ATTORNEY-AT-LAW Bert Samuels said he is currently awaiting a further response from the Dominican Government in relation to the deportation of his client, dancehall artiste Tommy Lee Sparta, from that Caribbean state.

In May, Samuels told the Jamaica Observer he would be filing a claim with the Trinidad and Tobago-based Caribbean Court of Justice (CCJ) if the Dominican Government did not start compensation negotiations.

Samuels stated yesterday that instead of filing the claim, he had sought the assistance of the Ministry of Foreign Affairs and Foreign Trade.

“We have begun preparing the file, but we decided to hold off as we didn’t want it to seem as if we were going around the diplomatic channels. Therefore, we engage the government to intervene,” said Samuels.

The Ministry of Foreign Affairs had written a letter to the Dominican Government, who confirmed receiving the letter.

“This is to advise that the Government of Dominica, on 10th June 2014, acknowledged receipt of this Ministry’s correspondence.

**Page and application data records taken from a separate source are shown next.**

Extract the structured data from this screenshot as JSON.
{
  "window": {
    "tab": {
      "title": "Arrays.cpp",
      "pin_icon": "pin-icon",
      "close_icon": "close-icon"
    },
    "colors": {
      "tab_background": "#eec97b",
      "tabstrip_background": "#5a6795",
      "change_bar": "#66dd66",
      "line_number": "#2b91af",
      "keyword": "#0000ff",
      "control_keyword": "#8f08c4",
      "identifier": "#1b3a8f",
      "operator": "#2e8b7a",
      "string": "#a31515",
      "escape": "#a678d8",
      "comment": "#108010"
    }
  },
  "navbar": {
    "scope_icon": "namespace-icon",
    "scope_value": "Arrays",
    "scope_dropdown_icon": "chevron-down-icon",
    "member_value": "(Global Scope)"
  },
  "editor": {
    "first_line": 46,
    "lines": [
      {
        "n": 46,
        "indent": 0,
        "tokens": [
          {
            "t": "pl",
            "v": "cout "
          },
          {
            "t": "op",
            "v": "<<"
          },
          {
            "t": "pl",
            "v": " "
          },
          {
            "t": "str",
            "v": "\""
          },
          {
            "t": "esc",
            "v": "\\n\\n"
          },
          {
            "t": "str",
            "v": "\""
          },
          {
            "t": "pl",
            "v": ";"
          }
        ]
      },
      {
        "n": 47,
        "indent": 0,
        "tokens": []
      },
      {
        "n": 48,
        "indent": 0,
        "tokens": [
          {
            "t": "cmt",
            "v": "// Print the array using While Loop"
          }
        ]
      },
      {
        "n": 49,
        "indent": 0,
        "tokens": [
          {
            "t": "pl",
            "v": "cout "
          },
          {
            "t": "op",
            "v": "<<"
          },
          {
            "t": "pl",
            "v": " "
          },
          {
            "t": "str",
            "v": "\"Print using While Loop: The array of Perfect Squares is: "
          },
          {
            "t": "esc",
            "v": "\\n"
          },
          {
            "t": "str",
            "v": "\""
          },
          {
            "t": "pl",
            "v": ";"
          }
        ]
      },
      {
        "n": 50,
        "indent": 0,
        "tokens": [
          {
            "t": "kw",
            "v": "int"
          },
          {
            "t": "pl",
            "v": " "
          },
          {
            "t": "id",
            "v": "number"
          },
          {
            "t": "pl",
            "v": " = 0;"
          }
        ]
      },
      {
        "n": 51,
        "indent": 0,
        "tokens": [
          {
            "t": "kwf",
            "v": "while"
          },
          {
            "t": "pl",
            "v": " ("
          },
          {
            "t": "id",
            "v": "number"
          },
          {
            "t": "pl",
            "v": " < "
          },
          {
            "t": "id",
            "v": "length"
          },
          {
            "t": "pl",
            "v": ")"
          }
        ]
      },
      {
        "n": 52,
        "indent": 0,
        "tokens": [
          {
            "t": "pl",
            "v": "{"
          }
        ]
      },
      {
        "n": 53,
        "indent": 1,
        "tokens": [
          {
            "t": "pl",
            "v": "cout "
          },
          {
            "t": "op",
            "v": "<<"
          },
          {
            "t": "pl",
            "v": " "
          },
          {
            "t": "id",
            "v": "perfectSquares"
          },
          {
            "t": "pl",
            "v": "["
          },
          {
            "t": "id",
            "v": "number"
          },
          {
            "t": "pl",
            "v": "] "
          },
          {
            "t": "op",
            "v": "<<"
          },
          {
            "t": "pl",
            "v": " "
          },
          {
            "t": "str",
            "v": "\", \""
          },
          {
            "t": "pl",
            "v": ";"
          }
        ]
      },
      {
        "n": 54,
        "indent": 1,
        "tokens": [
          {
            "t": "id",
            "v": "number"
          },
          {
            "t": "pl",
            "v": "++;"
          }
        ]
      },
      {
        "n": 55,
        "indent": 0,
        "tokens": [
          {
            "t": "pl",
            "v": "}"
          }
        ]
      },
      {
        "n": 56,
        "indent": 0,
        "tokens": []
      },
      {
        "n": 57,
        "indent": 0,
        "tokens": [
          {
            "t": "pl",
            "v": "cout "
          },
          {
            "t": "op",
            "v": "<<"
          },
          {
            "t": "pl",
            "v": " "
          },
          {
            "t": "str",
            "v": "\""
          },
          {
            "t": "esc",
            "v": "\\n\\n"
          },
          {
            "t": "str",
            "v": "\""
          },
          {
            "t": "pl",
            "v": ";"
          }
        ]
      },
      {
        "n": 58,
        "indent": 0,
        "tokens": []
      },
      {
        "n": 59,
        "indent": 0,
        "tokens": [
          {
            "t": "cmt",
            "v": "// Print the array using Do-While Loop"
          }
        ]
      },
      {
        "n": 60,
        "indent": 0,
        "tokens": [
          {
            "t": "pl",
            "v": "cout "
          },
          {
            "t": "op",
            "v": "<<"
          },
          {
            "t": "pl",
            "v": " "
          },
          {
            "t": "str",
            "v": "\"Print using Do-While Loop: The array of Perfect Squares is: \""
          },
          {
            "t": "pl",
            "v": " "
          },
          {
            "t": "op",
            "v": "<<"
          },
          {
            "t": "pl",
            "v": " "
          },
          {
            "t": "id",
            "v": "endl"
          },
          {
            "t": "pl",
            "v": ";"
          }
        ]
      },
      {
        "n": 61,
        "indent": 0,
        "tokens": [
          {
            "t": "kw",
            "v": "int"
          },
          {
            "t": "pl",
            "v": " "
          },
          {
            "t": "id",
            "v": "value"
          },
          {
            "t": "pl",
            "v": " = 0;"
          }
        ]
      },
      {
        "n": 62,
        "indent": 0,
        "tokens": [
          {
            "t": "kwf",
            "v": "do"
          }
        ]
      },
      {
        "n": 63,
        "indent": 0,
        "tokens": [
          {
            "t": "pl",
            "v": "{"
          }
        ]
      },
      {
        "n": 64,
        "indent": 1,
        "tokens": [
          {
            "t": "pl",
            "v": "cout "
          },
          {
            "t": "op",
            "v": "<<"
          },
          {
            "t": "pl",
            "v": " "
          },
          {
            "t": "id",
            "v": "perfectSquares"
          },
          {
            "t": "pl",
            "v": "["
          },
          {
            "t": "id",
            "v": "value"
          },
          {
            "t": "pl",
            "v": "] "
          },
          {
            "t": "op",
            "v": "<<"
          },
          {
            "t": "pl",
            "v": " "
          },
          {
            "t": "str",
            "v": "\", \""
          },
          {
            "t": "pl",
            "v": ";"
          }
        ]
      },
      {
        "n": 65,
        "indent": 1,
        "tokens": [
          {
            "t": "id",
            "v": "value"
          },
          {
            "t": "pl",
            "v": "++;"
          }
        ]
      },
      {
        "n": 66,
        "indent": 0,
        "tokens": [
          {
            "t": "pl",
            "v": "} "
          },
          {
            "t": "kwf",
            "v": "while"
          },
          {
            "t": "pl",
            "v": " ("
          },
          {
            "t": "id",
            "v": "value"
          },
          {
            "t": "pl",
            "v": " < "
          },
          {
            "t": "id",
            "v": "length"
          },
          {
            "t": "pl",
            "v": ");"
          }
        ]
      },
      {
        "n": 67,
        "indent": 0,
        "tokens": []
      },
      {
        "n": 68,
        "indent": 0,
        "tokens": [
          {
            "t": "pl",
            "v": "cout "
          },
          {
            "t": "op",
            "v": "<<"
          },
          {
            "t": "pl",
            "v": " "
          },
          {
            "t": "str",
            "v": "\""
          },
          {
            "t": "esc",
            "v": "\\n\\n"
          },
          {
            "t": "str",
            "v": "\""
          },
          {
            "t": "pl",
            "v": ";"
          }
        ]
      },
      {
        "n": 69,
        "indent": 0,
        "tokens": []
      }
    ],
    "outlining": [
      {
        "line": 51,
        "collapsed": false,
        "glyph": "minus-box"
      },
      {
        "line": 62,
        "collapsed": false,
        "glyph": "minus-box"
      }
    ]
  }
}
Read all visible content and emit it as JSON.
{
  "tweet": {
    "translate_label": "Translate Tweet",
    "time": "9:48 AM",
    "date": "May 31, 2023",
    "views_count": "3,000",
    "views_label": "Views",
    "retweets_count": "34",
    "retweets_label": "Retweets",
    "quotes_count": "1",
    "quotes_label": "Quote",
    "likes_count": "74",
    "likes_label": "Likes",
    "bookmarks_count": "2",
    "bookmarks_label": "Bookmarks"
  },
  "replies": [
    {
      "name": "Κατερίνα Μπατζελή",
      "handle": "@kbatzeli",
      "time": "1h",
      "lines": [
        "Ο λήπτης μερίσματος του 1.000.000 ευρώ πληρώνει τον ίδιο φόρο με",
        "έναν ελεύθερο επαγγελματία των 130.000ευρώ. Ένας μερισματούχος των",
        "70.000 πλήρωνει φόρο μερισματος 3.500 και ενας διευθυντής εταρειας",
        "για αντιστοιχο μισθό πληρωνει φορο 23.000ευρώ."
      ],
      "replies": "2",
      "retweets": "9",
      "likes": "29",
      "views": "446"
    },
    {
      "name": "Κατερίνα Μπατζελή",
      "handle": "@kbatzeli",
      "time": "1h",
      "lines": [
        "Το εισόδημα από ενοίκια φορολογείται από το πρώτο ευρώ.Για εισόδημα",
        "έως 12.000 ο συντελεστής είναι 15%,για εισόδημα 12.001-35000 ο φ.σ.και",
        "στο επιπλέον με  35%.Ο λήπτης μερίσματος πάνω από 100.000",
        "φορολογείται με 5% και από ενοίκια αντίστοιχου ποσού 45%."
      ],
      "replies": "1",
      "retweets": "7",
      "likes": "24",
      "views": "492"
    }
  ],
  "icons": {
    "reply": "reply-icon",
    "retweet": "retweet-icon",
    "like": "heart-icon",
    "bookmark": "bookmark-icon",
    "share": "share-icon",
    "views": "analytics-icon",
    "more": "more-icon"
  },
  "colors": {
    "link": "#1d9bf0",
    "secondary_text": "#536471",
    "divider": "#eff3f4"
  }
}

We are awaiting a further response,” the letter stated.

The 26-year-old entertainer, whose given name is Leroy Russell, along with three members of his team, was deported from that Caribbean territory on Monday, February 24, a day after their arrival.

Prior to his arrival, the Dominica Association of Evangelical Churches had called for a boycott of the artiste’s concert. The group said its concern was based on Tommy Lee Sparta’s glorification of Satan and his promotion of violence.

The entertainer and his team had journeyed to Dominica to perform at a concert in Portsmouth. They were, however, denied entry and placed in custody under inhumane conditions before being deported.

Last year, the CCJ awarded $3.6 million to Jamaican Shanique Myrie, after she was denied entry to Barbados in March 2011. The Court ruled that Myrie’s rights were breached by the Barbados Government.

Tommy Lee Sparta is known for tracks including Psycho, Nuh Fear Dem, Daddy Devil and Uncle Demon.